How much the error cost in lost tax revenues was being calculated Friday evening, although city officials maintained the figure was in the hundreds of thousands, not millions, of dollars.
Assessor Keith McDonald submitted his retirement paperwork on Friday, Mayor Kathy Sheehan's office said. McDonald's retirement is effective June 30, and he will remain at work until then.
McDonald told the Albany Business Review on Thursday that he made a mistake handing out generous tax reductions on condominium and apartment complexes throughout the city over the years.
"It was my mistake," McDonald told the Business Review. "We're in the process of doing some corrections."
McDonald couldn't be reached by the Times Union when called at his office Friday.
Section 485-a of the state's real property tax law allows for a special tax exemption for certain commercial properties such as warehouses that are converted to mixed-use buildings with both commercial and residential areas.
The tax exemptions are generous under the law, the Business Review reported. For instance, a condo owner might have a $980 annual tax bill instead of a tax bill of $10,300.
That would save $74,560 over the first eight years of the exemption. For 24 units, that saving would have been nearly $1.79 million.
Brian Shea, a spokesman for the mayor, argued that the conversion projects "wouldn't have moved forward without this" tax break. He called an estimate of millions of dollars in lost revenue "grossly inaccurate."
According to the Business Review, the city of Albany has been handing out the exemptions to developers converting commercial properties to just residential use instead of commercial and residential use as the law requires. McDonald told the Business Review that his office had believed it could be converted to either commercial or residential to be eligible for the tax breaks.

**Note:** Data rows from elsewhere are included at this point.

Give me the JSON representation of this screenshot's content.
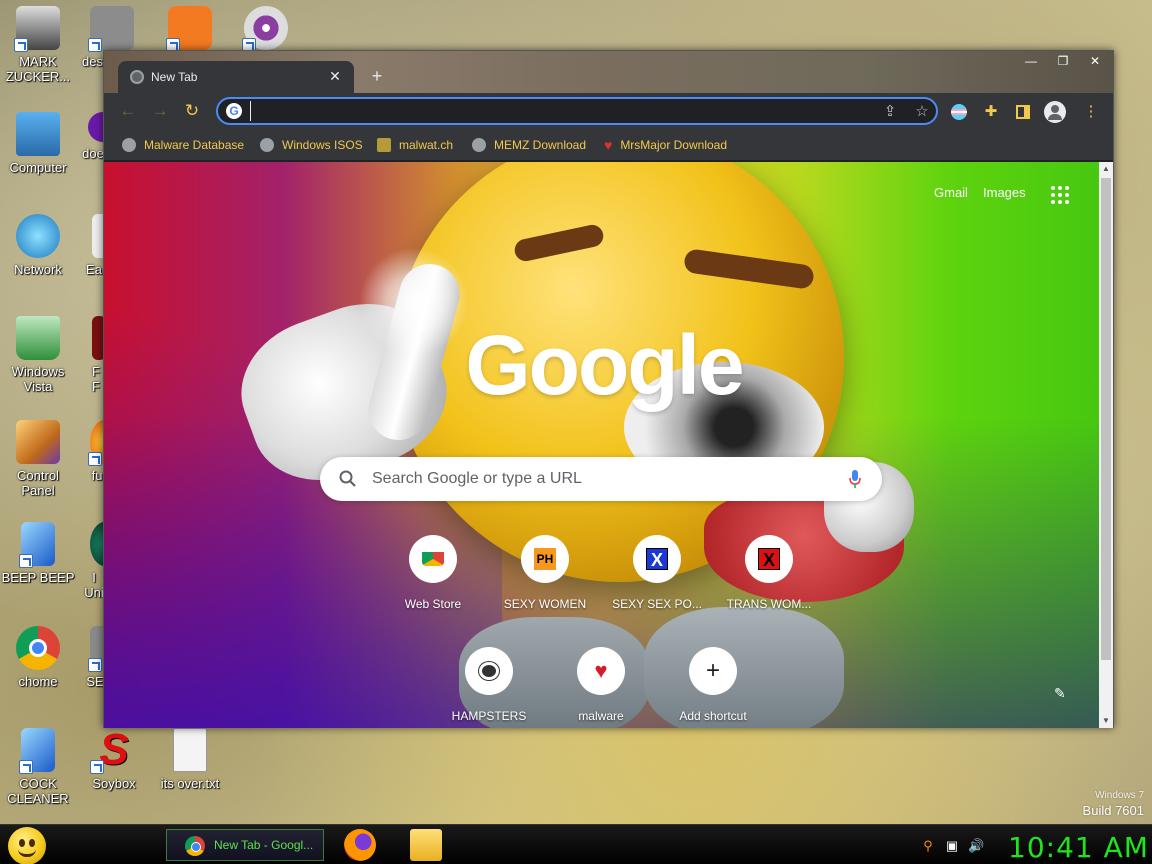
{
  "desktop": {
    "icons": [
      {
        "label": "MARK ZUCKER...",
        "icon": "mark-zuckerberg-shortcut-icon"
      },
      {
        "label": "des",
        "icon": "desktop-shortcut-icon"
      },
      {
        "label": "Computer",
        "icon": "computer-icon"
      },
      {
        "label": "doe",
        "icon": "doe-shortcut-icon"
      },
      {
        "label": "Network",
        "icon": "network-icon"
      },
      {
        "label": "Ea",
        "icon": "ea-shortcut-icon"
      },
      {
        "label": "Windows Vista",
        "icon": "recycle-bin-icon"
      },
      {
        "label": "F F",
        "icon": "f-shortcut-icon"
      },
      {
        "label": "Control Panel",
        "icon": "control-panel-icon"
      },
      {
        "label": "fu",
        "icon": "fu-shortcut-icon"
      },
      {
        "label": "BEEP BEEP",
        "icon": "beep-beep-icon"
      },
      {
        "label": "I Uni",
        "icon": "uni-shortcut-icon"
      },
      {
        "label": "chome",
        "icon": "chrome-icon"
      },
      {
        "label": "SE",
        "icon": "se-shortcut-icon"
      },
      {
        "label": "COCK CLEANER",
        "icon": "cleaner-icon"
      },
      {
        "label": "Soybox",
        "icon": "soybox-icon"
      },
      {
        "label": "its over.txt",
        "icon": "text-file-icon"
      }
    ]
  },
  "browser": {
    "tab": {
      "title": "New Tab",
      "close": "✕"
    },
    "new_tab": "+",
    "window_controls": {
      "minimize": "—",
      "maximize": "❐",
      "close": "✕"
    },
    "omnibox": {
      "value": "",
      "placeholder": ""
    },
    "bookmarks": [
      {
        "label": "Malware Database",
        "icon": "globe-icon"
      },
      {
        "label": "Windows ISOS",
        "icon": "globe-icon"
      },
      {
        "label": "malwat.ch",
        "icon": "malwatch-icon"
      },
      {
        "label": "MEMZ Download",
        "icon": "globe-icon"
      },
      {
        "label": "MrsMajor Download",
        "icon": "heart-icon"
      }
    ],
    "ntp": {
      "gmail": "Gmail",
      "images": "Images",
      "logo": "Google",
      "search_placeholder": "Search Google or type a URL",
      "shortcuts": [
        {
          "label": "Web Store",
          "glyph": ""
        },
        {
          "label": "SEXY WOMEN",
          "glyph": "PH"
        },
        {
          "label": "SEXY SEX PO...",
          "glyph": "X"
        },
        {
          "label": "TRANS WOM...",
          "glyph": "X"
        },
        {
          "label": "HAMPSTERS",
          "glyph": ""
        },
        {
          "label": "malware",
          "glyph": "♥"
        },
        {
          "label": "Add shortcut",
          "glyph": "+"
        }
      ]
    }
  },
  "watermark": {
    "line1": "Windows 7",
    "line2": "Build 7601"
  },
  "taskbar": {
    "active_task": "New Tab - Googl...",
    "clock": "10:41 AM"
  },
  "colors": {
    "bookmark_text": "#f2c94c",
    "clock": "#1ee61e",
    "omnibox_focus": "#4a8cf7"
  }
}
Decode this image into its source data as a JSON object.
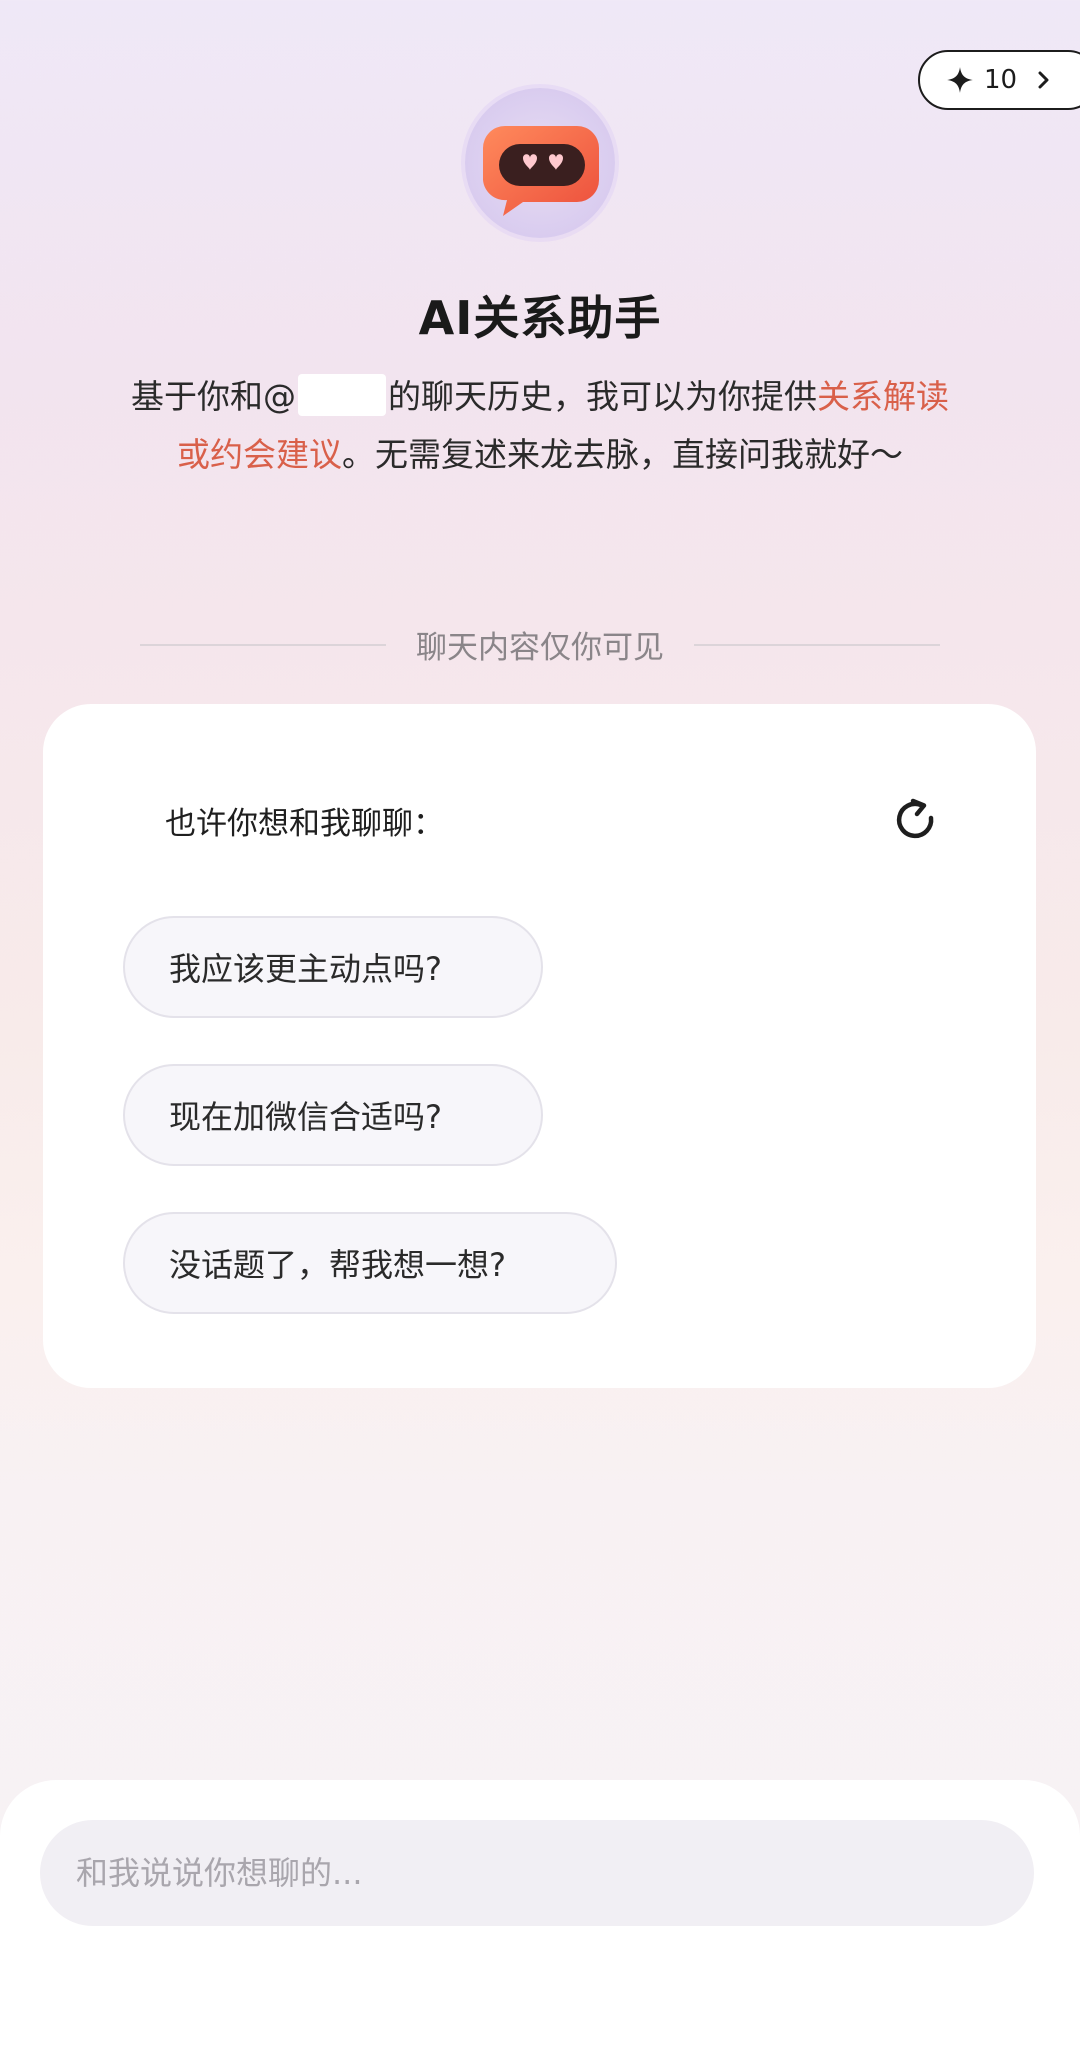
{
  "header": {
    "credits": "10"
  },
  "assistant": {
    "title": "AI关系助手",
    "intro_part1": "基于你和@",
    "intro_part2": "的聊天历史，我可以为你提供",
    "intro_highlight": "关系解读或约会建议",
    "intro_part3": "。无需复述来龙去脉，直接问我就好～"
  },
  "privacy_note": "聊天内容仅你可见",
  "suggestions": {
    "heading": "也许你想和我聊聊：",
    "items": [
      "我应该更主动点吗?",
      "现在加微信合适吗?",
      "没话题了，帮我想一想?"
    ]
  },
  "composer": {
    "placeholder": "和我说说你想聊的..."
  },
  "colors": {
    "accent": "#d9604a",
    "avatar_orange": "#f26a47"
  },
  "icons": {
    "credit": "sparkle-icon",
    "chevron": "chevron-right-icon",
    "refresh": "refresh-icon"
  }
}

The law says commercial and residential use is required.
Sheehan called the exemption error "a serious issue that dates back to at least 2011," before she took office.
She noted that there are 51 units in the city built with 485-a tax abatements, 24 of them at 17 Chapel. Of the remainder, there are eight additional units that city officials have questions about, but the other units have "clearly commercial" uses attached and thus the exemption was appropriately applied.
And if the developers hadn't known about the 485-a tax break, they could have gone to the city's Industrial Development Agency and would have received an exemption through another means, the mayor said.
"This is unacceptable. I'm not defending the assessor, who has resigned, or the independent consultant who works with him. But it's premature to draw any conclusions," Sheehan said.
Even if all the units paid taxes at a rate without the abatement, the city would have gained an additional $185,000 to $242,000 in revenue, the mayor said. "That supposition that it was millions of dollars is just wholly incorrect."
"I'm not minimizing this – government has to get it right, and this isn't right – but I don't know that there's anything other than a mistake here," she said.
Sheehan noted that the assessor operates independently under the city charter, and that she has never spoken to him about assessments.